TASK ITEM. Type each record below again, with the same words.

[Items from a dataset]

# # # # #

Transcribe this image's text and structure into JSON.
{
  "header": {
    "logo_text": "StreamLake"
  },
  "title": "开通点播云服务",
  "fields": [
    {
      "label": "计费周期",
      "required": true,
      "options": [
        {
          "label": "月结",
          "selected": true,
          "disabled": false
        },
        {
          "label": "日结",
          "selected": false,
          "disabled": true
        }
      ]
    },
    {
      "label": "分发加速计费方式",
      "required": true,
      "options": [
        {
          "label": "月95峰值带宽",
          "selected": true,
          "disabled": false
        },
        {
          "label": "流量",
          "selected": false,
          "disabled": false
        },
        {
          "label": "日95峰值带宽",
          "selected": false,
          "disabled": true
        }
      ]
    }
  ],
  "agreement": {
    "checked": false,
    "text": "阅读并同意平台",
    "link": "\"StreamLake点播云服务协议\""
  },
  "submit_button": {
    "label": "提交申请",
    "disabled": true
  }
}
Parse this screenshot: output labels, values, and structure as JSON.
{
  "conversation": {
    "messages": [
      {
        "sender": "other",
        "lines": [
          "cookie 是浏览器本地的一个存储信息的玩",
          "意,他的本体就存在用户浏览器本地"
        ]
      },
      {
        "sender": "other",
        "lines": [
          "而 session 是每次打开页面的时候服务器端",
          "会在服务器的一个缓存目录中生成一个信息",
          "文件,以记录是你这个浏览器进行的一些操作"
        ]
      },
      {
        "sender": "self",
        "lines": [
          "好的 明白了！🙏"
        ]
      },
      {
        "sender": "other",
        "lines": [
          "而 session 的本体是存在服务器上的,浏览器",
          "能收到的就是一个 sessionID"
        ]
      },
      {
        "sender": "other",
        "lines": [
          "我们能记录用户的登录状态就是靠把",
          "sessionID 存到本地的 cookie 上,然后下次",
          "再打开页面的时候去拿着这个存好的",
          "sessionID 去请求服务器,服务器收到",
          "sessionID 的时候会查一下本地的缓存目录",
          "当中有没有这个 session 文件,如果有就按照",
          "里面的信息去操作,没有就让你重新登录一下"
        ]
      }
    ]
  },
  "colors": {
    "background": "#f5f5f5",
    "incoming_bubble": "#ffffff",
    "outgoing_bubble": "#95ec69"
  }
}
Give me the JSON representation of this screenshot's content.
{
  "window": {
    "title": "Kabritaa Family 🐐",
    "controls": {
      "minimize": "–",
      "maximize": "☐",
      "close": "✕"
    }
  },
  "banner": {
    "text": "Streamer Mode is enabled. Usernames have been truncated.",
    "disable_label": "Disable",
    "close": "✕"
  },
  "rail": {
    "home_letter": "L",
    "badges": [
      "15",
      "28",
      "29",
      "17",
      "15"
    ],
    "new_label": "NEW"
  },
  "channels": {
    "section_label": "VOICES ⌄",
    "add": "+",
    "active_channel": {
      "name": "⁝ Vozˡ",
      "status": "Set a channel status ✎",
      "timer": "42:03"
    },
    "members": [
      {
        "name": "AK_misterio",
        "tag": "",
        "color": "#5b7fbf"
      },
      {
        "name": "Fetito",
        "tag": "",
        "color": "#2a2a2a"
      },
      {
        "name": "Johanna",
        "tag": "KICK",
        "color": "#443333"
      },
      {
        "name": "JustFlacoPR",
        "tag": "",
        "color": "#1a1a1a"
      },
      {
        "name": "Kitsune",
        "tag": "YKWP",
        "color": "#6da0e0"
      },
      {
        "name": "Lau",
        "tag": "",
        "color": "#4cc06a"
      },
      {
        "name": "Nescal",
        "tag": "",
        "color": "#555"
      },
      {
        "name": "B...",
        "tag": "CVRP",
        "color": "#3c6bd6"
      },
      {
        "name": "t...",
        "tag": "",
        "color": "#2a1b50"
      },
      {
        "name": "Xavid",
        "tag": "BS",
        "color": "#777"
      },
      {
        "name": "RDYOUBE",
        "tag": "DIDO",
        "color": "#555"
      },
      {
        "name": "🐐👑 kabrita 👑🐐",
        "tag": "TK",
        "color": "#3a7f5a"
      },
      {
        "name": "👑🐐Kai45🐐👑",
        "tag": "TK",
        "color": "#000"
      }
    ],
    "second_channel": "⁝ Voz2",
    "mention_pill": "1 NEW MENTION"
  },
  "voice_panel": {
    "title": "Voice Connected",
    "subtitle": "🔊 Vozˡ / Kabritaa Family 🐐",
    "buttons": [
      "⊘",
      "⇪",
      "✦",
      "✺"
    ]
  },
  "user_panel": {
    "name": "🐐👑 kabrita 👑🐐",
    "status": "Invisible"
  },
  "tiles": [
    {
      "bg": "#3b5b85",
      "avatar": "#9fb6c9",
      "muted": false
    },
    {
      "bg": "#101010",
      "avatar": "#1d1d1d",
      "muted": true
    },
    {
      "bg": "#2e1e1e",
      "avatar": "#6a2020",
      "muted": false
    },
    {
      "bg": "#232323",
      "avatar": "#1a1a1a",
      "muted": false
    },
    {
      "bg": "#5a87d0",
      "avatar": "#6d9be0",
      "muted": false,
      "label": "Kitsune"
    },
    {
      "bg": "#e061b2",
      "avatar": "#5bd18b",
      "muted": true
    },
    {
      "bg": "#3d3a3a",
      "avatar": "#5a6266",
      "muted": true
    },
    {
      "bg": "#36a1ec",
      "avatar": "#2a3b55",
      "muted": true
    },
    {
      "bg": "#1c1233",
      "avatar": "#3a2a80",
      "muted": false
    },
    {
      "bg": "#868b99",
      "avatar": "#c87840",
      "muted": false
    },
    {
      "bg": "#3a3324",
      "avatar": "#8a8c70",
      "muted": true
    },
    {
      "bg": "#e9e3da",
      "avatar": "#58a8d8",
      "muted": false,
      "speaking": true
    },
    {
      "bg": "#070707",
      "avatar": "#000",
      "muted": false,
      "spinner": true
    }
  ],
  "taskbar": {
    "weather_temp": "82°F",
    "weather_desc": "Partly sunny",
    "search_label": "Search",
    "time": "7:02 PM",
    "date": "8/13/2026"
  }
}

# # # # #

SOLUTION.
Transcribe this image's text and structure into JSON.
{
  "header": {
    "logo_text": "StreamLake"
  },
  "title": "开通点播云服务",
  "fields": [
    {
      "label": "计费周期",
      "required": true,
      "options": [
        {
          "label": "月结",
          "selected": true,
          "disabled": false
        },
        {
          "label": "日结",
          "selected": false,
          "disabled": true
        }
      ]
    },
    {
      "label": "分发加速计费方式",
      "required": true,
      "options": [
        {
          "label": "月95峰值带宽",
          "selected": true,
          "disabled": false
        },
        {
          "label": "流量",
          "selected": false,
          "disabled": false
        },
        {
          "label": "日95峰值带宽",
          "selected": false,
          "disabled": true
        }
      ]
    }
  ],
  "agreement": {
    "checked": false,
    "text": "阅读并同意平台",
    "link": "\"StreamLake点播云服务协议\""
  },
  "submit_button": {
    "label": "提交申请",
    "disabled": true
  }
}
Parse this screenshot: output labels, values, and structure as JSON.
{
  "conversation": {
    "messages": [
      {
        "sender": "other",
        "lines": [
          "cookie 是浏览器本地的一个存储信息的玩",
          "意,他的本体就存在用户浏览器本地"
        ]
      },
      {
        "sender": "other",
        "lines": [
          "而 session 是每次打开页面的时候服务器端",
          "会在服务器的一个缓存目录中生成一个信息",
          "文件,以记录是你这个浏览器进行的一些操作"
        ]
      },
      {
        "sender": "self",
        "lines": [
          "好的 明白了！🙏"
        ]
      },
      {
        "sender": "other",
        "lines": [
          "而 session 的本体是存在服务器上的,浏览器",
          "能收到的就是一个 sessionID"
        ]
      },
      {
        "sender": "other",
        "lines": [
          "我们能记录用户的登录状态就是靠把",
          "sessionID 存到本地的 cookie 上,然后下次",
          "再打开页面的时候去拿着这个存好的",
          "sessionID 去请求服务器,服务器收到",
          "sessionID 的时候会查一下本地的缓存目录",
          "当中有没有这个 session 文件,如果有就按照",
          "里面的信息去操作,没有就让你重新登录一下"
        ]
      }
    ]
  },
  "colors": {
    "background": "#f5f5f5",
    "incoming_bubble": "#ffffff",
    "outgoing_bubble": "#95ec69"
  }
}
Give me the JSON representation of this screenshot's content.
{
  "window": {
    "title": "Kabritaa Family 🐐",
    "controls": {
      "minimize": "–",
      "maximize": "☐",
      "close": "✕"
    }
  },
  "banner": {
    "text": "Streamer Mode is enabled. Usernames have been truncated.",
    "disable_label": "Disable",
    "close": "✕"
  },
  "rail": {
    "home_letter": "L",
    "badges": [
      "15",
      "28",
      "29",
      "17",
      "15"
    ],
    "new_label": "NEW"
  },
  "channels": {
    "section_label": "VOICES ⌄",
    "add": "+",
    "active_channel": {
      "name": "⁝ Vozˡ",
      "status": "Set a channel status ✎",
      "timer": "42:03"
    },
    "members": [
      {
        "name": "AK_misterio",
        "tag": "",
        "color": "#5b7fbf"
      },
      {
        "name": "Fetito",
        "tag": "",
        "color": "#2a2a2a"
      },
      {
        "name": "Johanna",
        "tag": "KICK",
        "color": "#443333"
      },
      {
        "name": "JustFlacoPR",
        "tag": "",
        "color": "#1a1a1a"
      },
      {
        "name": "Kitsune",
        "tag": "YKWP",
        "color": "#6da0e0"
      },
      {
        "name": "Lau",
        "tag": "",
        "color": "#4cc06a"
      },
      {
        "name": "Nescal",
        "tag": "",
        "color": "#555"
      },
      {
        "name": "B...",
        "tag": "CVRP",
        "color": "#3c6bd6"
      },
      {
        "name": "t...",
        "tag": "",
        "color": "#2a1b50"
      },
      {
        "name": "Xavid",
        "tag": "BS",
        "color": "#777"
      },
      {
        "name": "RDYOUBE",
        "tag": "DIDO",
        "color": "#555"
      },
      {
        "name": "🐐👑 kabrita 👑🐐",
        "tag": "TK",
        "color": "#3a7f5a"
      },
      {
        "name": "👑🐐Kai45🐐👑",
        "tag": "TK",
        "color": "#000"
      }
    ],
    "second_channel": "⁝ Voz2",
    "mention_pill": "1 NEW MENTION"
  },
  "voice_panel": {
    "title": "Voice Connected",
    "subtitle": "🔊 Vozˡ / Kabritaa Family 🐐",
    "buttons": [
      "⊘",
      "⇪",
      "✦",
      "✺"
    ]
  },
  "user_panel": {
    "name": "🐐👑 kabrita 👑🐐",
    "status": "Invisible"
  },
  "tiles": [
    {
      "bg": "#3b5b85",
      "avatar": "#9fb6c9",
      "muted": false
    },
    {
      "bg": "#101010",
      "avatar": "#1d1d1d",
      "muted": true
    },
    {
      "bg": "#2e1e1e",
      "avatar": "#6a2020",
      "muted": false
    },
    {
      "bg": "#232323",
      "avatar": "#1a1a1a",
      "muted": false
    },
    {
      "bg": "#5a87d0",
      "avatar": "#6d9be0",
      "muted": false,
      "label": "Kitsune"
    },
    {
      "bg": "#e061b2",
      "avatar": "#5bd18b",
      "muted": true
    },
    {
      "bg": "#3d3a3a",
      "avatar": "#5a6266",
      "muted": true
    },
    {
      "bg": "#36a1ec",
      "avatar": "#2a3b55",
      "muted": true
    },
    {
      "bg": "#1c1233",
      "avatar": "#3a2a80",
      "muted": false
    },
    {
      "bg": "#868b99",
      "avatar": "#c87840",
      "muted": false
    },
    {
      "bg": "#3a3324",
      "avatar": "#8a8c70",
      "muted": true
    },
    {
      "bg": "#e9e3da",
      "avatar": "#58a8d8",
      "muted": false,
      "speaking": true
    },
    {
      "bg": "#070707",
      "avatar": "#000",
      "muted": false,
      "spinner": true
    }
  ],
  "taskbar": {
    "weather_temp": "82°F",
    "weather_desc": "Partly sunny",
    "search_label": "Search",
    "time": "7:02 PM",
    "date": "8/13/2026"
  }
}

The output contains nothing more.